[Provided records Boundary: Start]

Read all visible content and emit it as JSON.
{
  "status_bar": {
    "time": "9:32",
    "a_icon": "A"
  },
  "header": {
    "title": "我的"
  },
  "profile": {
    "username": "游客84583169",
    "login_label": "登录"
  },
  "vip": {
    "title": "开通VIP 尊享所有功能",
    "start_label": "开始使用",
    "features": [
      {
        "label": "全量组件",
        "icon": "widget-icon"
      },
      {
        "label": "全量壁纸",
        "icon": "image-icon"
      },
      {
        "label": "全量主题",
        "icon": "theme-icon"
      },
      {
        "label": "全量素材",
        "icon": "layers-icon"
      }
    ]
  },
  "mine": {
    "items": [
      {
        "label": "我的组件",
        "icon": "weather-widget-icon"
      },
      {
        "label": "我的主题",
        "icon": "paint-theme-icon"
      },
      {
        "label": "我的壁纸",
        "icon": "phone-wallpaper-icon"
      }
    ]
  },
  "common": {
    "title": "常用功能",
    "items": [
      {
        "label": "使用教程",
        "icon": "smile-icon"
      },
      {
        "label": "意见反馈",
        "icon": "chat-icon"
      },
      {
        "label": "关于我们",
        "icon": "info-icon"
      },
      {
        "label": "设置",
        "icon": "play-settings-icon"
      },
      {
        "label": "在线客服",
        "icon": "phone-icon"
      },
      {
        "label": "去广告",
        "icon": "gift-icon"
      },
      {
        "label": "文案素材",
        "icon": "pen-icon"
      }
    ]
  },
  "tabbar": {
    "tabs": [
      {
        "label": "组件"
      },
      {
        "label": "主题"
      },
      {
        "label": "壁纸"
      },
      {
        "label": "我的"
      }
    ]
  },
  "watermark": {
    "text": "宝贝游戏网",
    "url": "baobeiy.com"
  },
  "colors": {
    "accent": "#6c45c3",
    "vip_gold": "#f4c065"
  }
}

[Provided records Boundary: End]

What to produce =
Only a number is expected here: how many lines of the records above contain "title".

Answer area =
3